We are all enchanted by Africa, but sometimes our clients convey the magic so eloquently, that we ask them to share their thoughts and words here as our guest bloggers. One such wordsmith is Bob Ingle, a New York Times Best Selling Author, and award-winning journalist, who fell in love with Africa while covering Nelson Mandela’s death. Vanessa has been his safari counselor for years, and we love reading accounts of his travels in Africa and think you will too:
Along the path
How blessed I am to have seen a lot of the world, some alone, some with friends. Always the road traveled, and new friends met are as good or better than the destination.
In Africa, I met a guy who plays for Italy’s national soccer team. Before that, for Florence, one of my favorite towns. Unlike some US athletes so full of themselves, he was a regular dude. He didn’t talk about soccer, he wanted me to tell him about America, which he loved.
A young man of Japanese ancestry who grew up in the UK and I decided gin and tonic was the right after safari drink. Every night he was there he waited for me. Since he was British, I insisted he choose the gin. We had a new one every night.
A young German woman who had grown up in Russia wanted me to air drop all my photos to her. She told me people are insulted if you ask what their accent is. “Instead ask ‘What other languages do you speak?’” I tried it on a cabin attendant. He was an Israeli.
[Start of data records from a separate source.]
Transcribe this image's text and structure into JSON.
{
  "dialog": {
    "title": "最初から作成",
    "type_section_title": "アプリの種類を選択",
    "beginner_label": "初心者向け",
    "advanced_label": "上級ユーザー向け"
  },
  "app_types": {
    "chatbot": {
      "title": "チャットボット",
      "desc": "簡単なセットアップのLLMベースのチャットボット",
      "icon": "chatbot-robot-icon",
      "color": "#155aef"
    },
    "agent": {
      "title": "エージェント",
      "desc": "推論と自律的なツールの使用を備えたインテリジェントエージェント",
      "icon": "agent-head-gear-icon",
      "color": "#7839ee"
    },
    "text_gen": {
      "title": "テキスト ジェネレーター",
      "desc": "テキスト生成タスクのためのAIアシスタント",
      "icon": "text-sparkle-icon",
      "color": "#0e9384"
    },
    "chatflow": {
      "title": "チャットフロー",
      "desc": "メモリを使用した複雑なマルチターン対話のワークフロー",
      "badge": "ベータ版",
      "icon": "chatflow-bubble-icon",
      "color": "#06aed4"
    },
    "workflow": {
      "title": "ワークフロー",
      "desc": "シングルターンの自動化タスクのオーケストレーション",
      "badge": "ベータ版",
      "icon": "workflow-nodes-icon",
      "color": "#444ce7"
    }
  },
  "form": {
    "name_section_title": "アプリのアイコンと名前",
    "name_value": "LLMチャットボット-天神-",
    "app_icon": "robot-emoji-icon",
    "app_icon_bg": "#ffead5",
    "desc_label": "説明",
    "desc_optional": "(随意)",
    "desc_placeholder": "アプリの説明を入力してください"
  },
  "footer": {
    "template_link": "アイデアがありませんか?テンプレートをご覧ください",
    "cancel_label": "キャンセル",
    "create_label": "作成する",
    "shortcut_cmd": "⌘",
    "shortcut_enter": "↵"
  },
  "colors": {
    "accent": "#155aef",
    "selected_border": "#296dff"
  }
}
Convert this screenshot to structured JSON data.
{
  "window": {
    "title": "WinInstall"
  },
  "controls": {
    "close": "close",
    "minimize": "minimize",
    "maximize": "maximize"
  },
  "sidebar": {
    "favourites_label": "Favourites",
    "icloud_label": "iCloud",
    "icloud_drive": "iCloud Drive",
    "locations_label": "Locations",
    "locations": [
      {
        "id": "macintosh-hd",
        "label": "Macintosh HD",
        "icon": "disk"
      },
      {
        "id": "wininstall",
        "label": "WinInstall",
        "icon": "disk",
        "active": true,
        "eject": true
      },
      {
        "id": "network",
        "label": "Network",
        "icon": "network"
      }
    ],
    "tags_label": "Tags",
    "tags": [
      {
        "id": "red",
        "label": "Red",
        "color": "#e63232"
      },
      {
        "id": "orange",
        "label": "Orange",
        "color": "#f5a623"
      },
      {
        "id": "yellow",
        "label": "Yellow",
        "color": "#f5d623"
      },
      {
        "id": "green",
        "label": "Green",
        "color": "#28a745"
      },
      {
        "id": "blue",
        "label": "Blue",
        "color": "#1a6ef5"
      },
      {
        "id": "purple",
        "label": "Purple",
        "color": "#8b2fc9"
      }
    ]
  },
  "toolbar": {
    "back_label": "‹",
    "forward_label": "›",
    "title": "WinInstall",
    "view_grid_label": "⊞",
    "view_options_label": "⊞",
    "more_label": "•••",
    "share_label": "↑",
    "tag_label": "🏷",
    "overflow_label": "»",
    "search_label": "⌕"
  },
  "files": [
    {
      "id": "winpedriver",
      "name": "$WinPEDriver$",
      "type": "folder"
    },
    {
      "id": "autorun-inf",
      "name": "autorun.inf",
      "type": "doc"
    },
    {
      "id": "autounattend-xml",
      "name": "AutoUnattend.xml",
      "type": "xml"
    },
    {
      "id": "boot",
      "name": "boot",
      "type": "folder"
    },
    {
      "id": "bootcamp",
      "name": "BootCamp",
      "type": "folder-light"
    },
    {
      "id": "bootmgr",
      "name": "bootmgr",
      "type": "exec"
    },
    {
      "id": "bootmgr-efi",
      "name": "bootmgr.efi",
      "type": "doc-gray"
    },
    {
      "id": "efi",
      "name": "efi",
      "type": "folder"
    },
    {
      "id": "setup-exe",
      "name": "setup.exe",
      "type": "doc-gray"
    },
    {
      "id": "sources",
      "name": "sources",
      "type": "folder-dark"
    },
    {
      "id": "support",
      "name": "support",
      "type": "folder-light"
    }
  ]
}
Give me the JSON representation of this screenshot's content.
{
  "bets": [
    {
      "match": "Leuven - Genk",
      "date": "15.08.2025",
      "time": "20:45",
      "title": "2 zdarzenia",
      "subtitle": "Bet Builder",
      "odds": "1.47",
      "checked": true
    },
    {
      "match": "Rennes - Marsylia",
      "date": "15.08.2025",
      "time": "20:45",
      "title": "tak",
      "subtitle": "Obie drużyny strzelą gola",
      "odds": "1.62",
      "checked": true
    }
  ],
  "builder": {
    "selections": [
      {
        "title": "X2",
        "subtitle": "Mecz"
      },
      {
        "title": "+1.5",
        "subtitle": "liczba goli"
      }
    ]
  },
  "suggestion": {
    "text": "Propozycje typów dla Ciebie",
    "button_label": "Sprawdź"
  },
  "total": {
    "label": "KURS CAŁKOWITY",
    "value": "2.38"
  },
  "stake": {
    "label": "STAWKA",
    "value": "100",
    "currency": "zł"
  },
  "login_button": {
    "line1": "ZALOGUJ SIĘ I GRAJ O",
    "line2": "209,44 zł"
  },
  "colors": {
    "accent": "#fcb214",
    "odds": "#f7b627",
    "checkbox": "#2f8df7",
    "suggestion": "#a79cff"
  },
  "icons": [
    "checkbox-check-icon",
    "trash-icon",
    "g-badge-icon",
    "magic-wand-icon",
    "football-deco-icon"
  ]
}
Speaking of which, thanks to the Atlanta-based Delta team, my hometown airline. A senior attendant told me, ”If you need anything, we’re here all night.” They really were. I was headed to the AB-350 restroom when it was time to buckle up. Getting ready to return to my seat, the captain appeared. “Go ahead,” he said.
A young couple whose parents left Sri Lanka 30 years ago met and married in their 20s. Dark skinned and Hindu, she deadpanned: “We’re from Switzerland but we don’t look like it.”
What a delight. I teased her about her vegetarian diet. She thought I was the funniest guy she ever met. I love them both.
They didn’t ask me about politics. We didn’t talk about religion either. I was a racial minority depending on others to keep me safe and informed. They ask what people want to see. First timers say elephants, lions etc. I yell “dung beetle.” It was a daily joke. One day we found a massive elephant dropping. “Look, Bob, a convention.”
Some of the folks from my nine years of African trips are old friends. I know of their tribes and villages and learn their language. One was a woman who has advanced in her job over that time and when I returned from the bush I always was greeted with a huge hug. Just me, like family. On the last day as I was leaving, I turned to her for my last hug and she started crying. “I just can’t.” I told her if she hugged me I would be back.
I am a man of my word.